#### [DATA SECTION]
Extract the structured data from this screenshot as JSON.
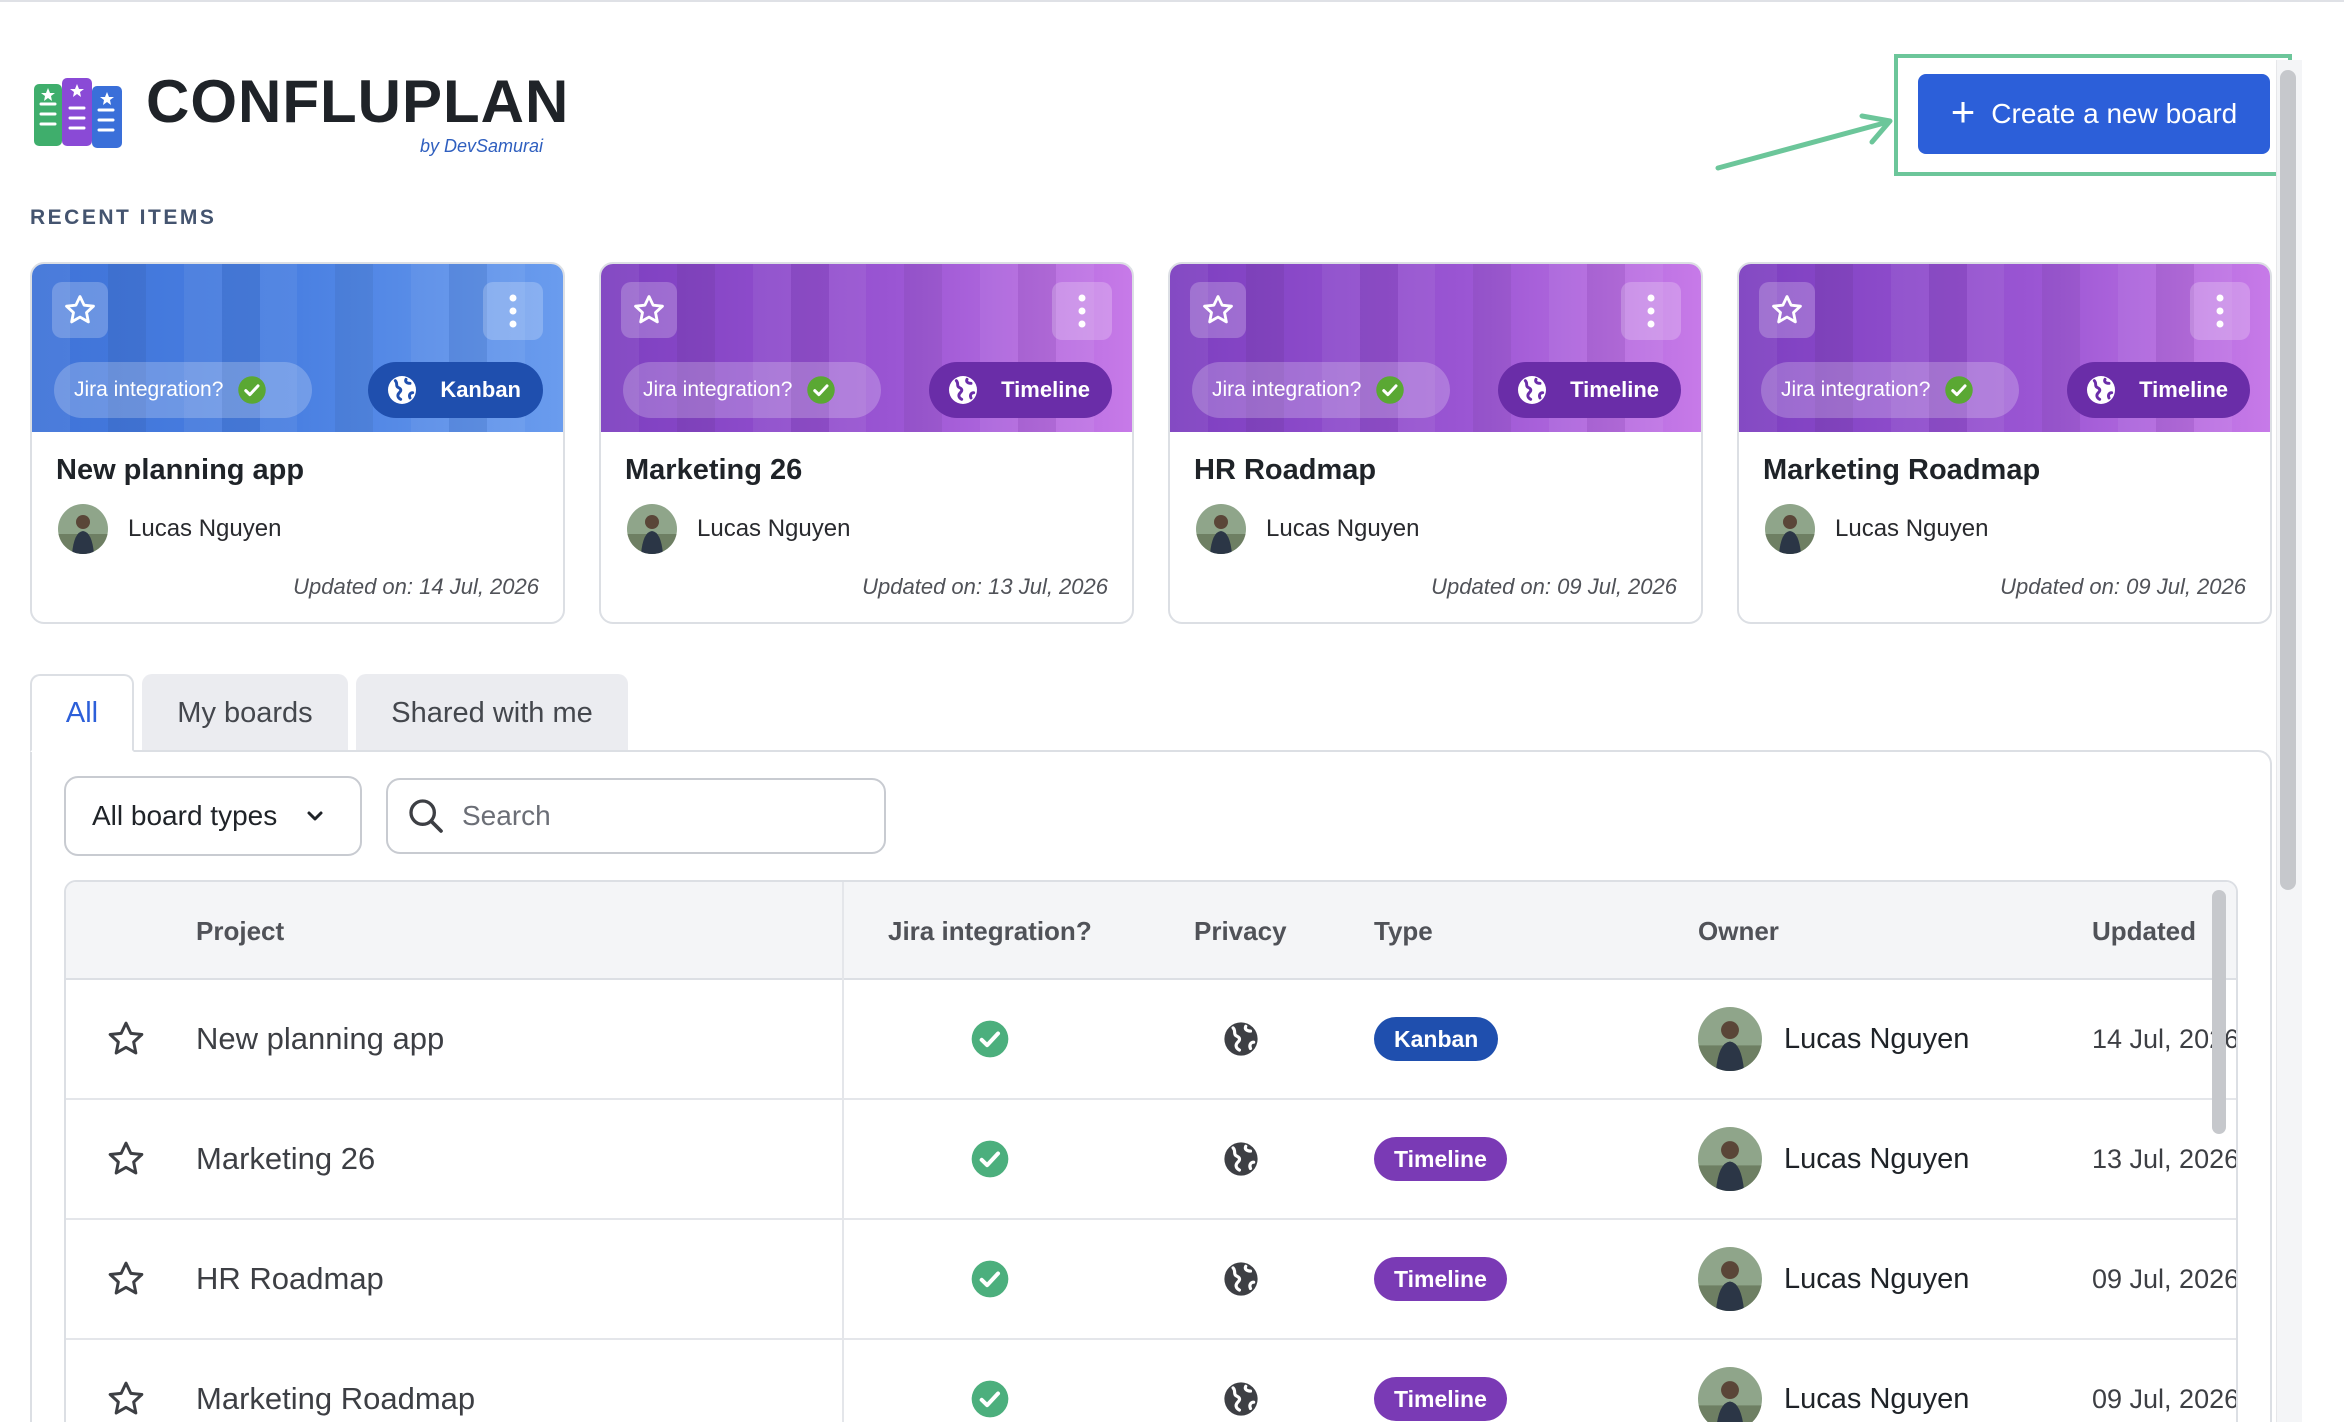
{
  "brand": {
    "name": "CONFLUPLAN",
    "subtitle": "by DevSamurai"
  },
  "header": {
    "create_button_label": "Create a new board"
  },
  "recent": {
    "section_label": "RECENT ITEMS",
    "jira_label": "Jira integration?",
    "cards": [
      {
        "title": "New planning app",
        "owner": "Lucas Nguyen",
        "type": "Kanban",
        "updated": "Updated on: 14 Jul, 2026"
      },
      {
        "title": "Marketing 26",
        "owner": "Lucas Nguyen",
        "type": "Timeline",
        "updated": "Updated on: 13 Jul, 2026"
      },
      {
        "title": "HR Roadmap",
        "owner": "Lucas Nguyen",
        "type": "Timeline",
        "updated": "Updated on: 09 Jul, 2026"
      },
      {
        "title": "Marketing Roadmap",
        "owner": "Lucas Nguyen",
        "type": "Timeline",
        "updated": "Updated on: 09 Jul, 2026"
      }
    ]
  },
  "tabs": [
    {
      "label": "All",
      "active": true
    },
    {
      "label": "My boards",
      "active": false
    },
    {
      "label": "Shared with me",
      "active": false
    }
  ],
  "filters": {
    "board_type_selected": "All board types",
    "search_placeholder": "Search"
  },
  "table": {
    "headers": {
      "project": "Project",
      "jira": "Jira integration?",
      "privacy": "Privacy",
      "type": "Type",
      "owner": "Owner",
      "updated": "Updated"
    },
    "rows": [
      {
        "project": "New planning app",
        "jira": true,
        "privacy": "public",
        "type": "Kanban",
        "owner": "Lucas Nguyen",
        "updated": "14 Jul, 2026"
      },
      {
        "project": "Marketing 26",
        "jira": true,
        "privacy": "public",
        "type": "Timeline",
        "owner": "Lucas Nguyen",
        "updated": "13 Jul, 2026"
      },
      {
        "project": "HR Roadmap",
        "jira": true,
        "privacy": "public",
        "type": "Timeline",
        "owner": "Lucas Nguyen",
        "updated": "09 Jul, 2026"
      },
      {
        "project": "Marketing Roadmap",
        "jira": true,
        "privacy": "public",
        "type": "Timeline",
        "owner": "Lucas Nguyen",
        "updated": "09 Jul, 2026"
      }
    ]
  },
  "colors": {
    "primary": "#2c5fd9",
    "kanban": "#1f4fae",
    "timeline": "#7a3ab5",
    "check": "#4caf7d",
    "highlight": "#6cc69a"
  }
}
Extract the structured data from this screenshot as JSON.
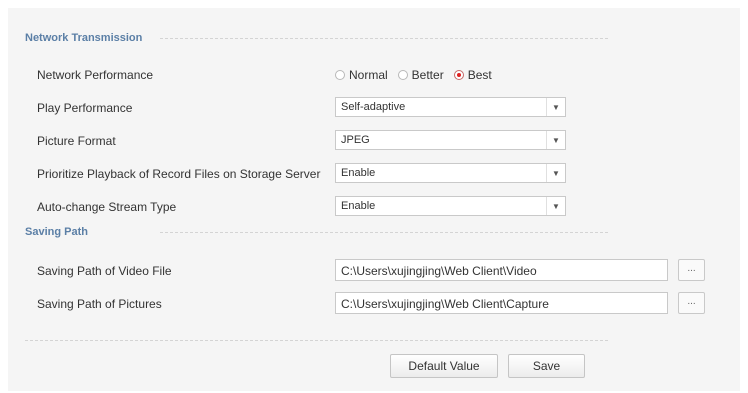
{
  "sections": {
    "network": {
      "title": "Network Transmission"
    },
    "saving": {
      "title": "Saving Path"
    }
  },
  "network_performance": {
    "label": "Network Performance",
    "options": [
      {
        "label": "Normal",
        "checked": false
      },
      {
        "label": "Better",
        "checked": false
      },
      {
        "label": "Best",
        "checked": true
      }
    ]
  },
  "play_performance": {
    "label": "Play Performance",
    "value": "Self-adaptive"
  },
  "picture_format": {
    "label": "Picture Format",
    "value": "JPEG"
  },
  "prioritize_playback": {
    "label": "Prioritize Playback of Record Files on Storage Server",
    "value": "Enable"
  },
  "auto_change_stream": {
    "label": "Auto-change Stream Type",
    "value": "Enable"
  },
  "video_path": {
    "label": "Saving Path of Video File",
    "value": "C:\\Users\\xujingjing\\Web Client\\Video",
    "browse_label": "..."
  },
  "picture_path": {
    "label": "Saving Path of Pictures",
    "value": "C:\\Users\\xujingjing\\Web Client\\Capture",
    "browse_label": "..."
  },
  "buttons": {
    "default_value": "Default Value",
    "save": "Save"
  },
  "colors": {
    "section_title": "#5b7fa6",
    "panel_bg": "#f5f5f5",
    "radio_checked": "#e02020"
  }
}
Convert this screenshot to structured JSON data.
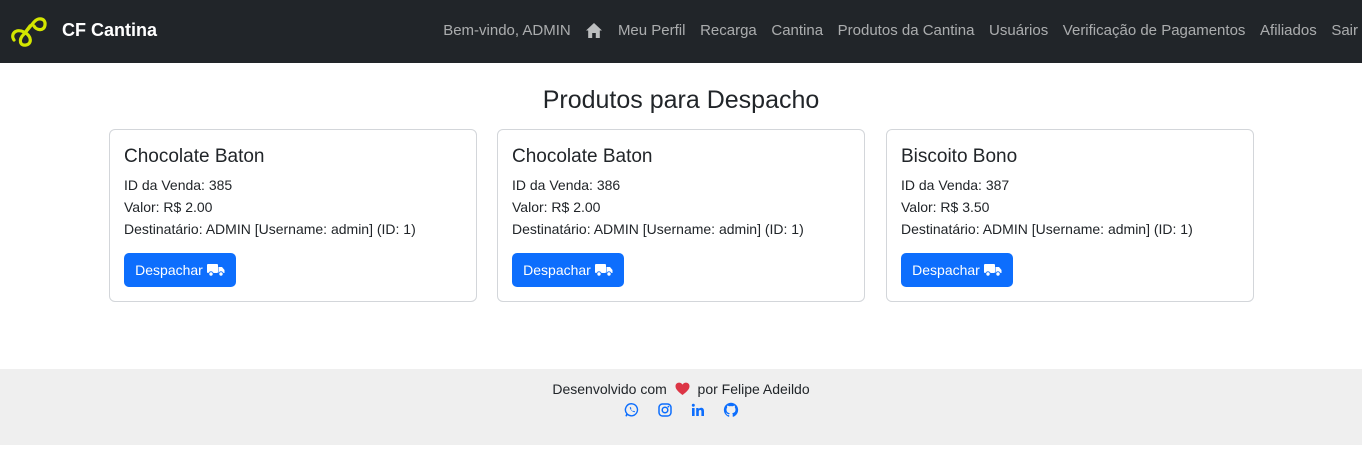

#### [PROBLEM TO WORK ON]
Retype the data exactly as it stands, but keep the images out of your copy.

#### [TASK SOLUTION]
Extract the structured data from this screenshot as JSON.
{
  "brand": {
    "name": "CONFLUPLAN",
    "subtitle": "by DevSamurai"
  },
  "header": {
    "create_button_label": "Create a new board"
  },
  "recent": {
    "section_label": "RECENT ITEMS",
    "jira_label": "Jira integration?",
    "cards": [
      {
        "title": "New planning app",
        "owner": "Lucas Nguyen",
        "type": "Kanban",
        "updated": "Updated on: 14 Jul, 2026"
      },
      {
        "title": "Marketing 26",
        "owner": "Lucas Nguyen",
        "type": "Timeline",
        "updated": "Updated on: 13 Jul, 2026"
      },
      {
        "title": "HR Roadmap",
        "owner": "Lucas Nguyen",
        "type": "Timeline",
        "updated": "Updated on: 09 Jul, 2026"
      },
      {
        "title": "Marketing Roadmap",
        "owner": "Lucas Nguyen",
        "type": "Timeline",
        "updated": "Updated on: 09 Jul, 2026"
      }
    ]
  },
  "tabs": [
    {
      "label": "All",
      "active": true
    },
    {
      "label": "My boards",
      "active": false
    },
    {
      "label": "Shared with me",
      "active": false
    }
  ],
  "filters": {
    "board_type_selected": "All board types",
    "search_placeholder": "Search"
  },
  "table": {
    "headers": {
      "project": "Project",
      "jira": "Jira integration?",
      "privacy": "Privacy",
      "type": "Type",
      "owner": "Owner",
      "updated": "Updated"
    },
    "rows": [
      {
        "project": "New planning app",
        "jira": true,
        "privacy": "public",
        "type": "Kanban",
        "owner": "Lucas Nguyen",
        "updated": "14 Jul, 2026"
      },
      {
        "project": "Marketing 26",
        "jira": true,
        "privacy": "public",
        "type": "Timeline",
        "owner": "Lucas Nguyen",
        "updated": "13 Jul, 2026"
      },
      {
        "project": "HR Roadmap",
        "jira": true,
        "privacy": "public",
        "type": "Timeline",
        "owner": "Lucas Nguyen",
        "updated": "09 Jul, 2026"
      },
      {
        "project": "Marketing Roadmap",
        "jira": true,
        "privacy": "public",
        "type": "Timeline",
        "owner": "Lucas Nguyen",
        "updated": "09 Jul, 2026"
      }
    ]
  },
  "colors": {
    "primary": "#2c5fd9",
    "kanban": "#1f4fae",
    "timeline": "#7a3ab5",
    "check": "#4caf7d",
    "highlight": "#6cc69a"
  }
}
Extract the structured data from this screenshot as JSON.
{
  "sections": {
    "network": {
      "title": "Network Transmission"
    },
    "saving": {
      "title": "Saving Path"
    }
  },
  "network_performance": {
    "label": "Network Performance",
    "options": [
      {
        "label": "Normal",
        "checked": false
      },
      {
        "label": "Better",
        "checked": false
      },
      {
        "label": "Best",
        "checked": true
      }
    ]
  },
  "play_performance": {
    "label": "Play Performance",
    "value": "Self-adaptive"
  },
  "picture_format": {
    "label": "Picture Format",
    "value": "JPEG"
  },
  "prioritize_playback": {
    "label": "Prioritize Playback of Record Files on Storage Server",
    "value": "Enable"
  },
  "auto_change_stream": {
    "label": "Auto-change Stream Type",
    "value": "Enable"
  },
  "video_path": {
    "label": "Saving Path of Video File",
    "value": "C:\\Users\\xujingjing\\Web Client\\Video",
    "browse_label": "..."
  },
  "picture_path": {
    "label": "Saving Path of Pictures",
    "value": "C:\\Users\\xujingjing\\Web Client\\Capture",
    "browse_label": "..."
  },
  "buttons": {
    "default_value": "Default Value",
    "save": "Save"
  },
  "colors": {
    "section_title": "#5b7fa6",
    "panel_bg": "#f5f5f5",
    "radio_checked": "#e02020"
  }
}
Convert this screenshot to structured JSON data.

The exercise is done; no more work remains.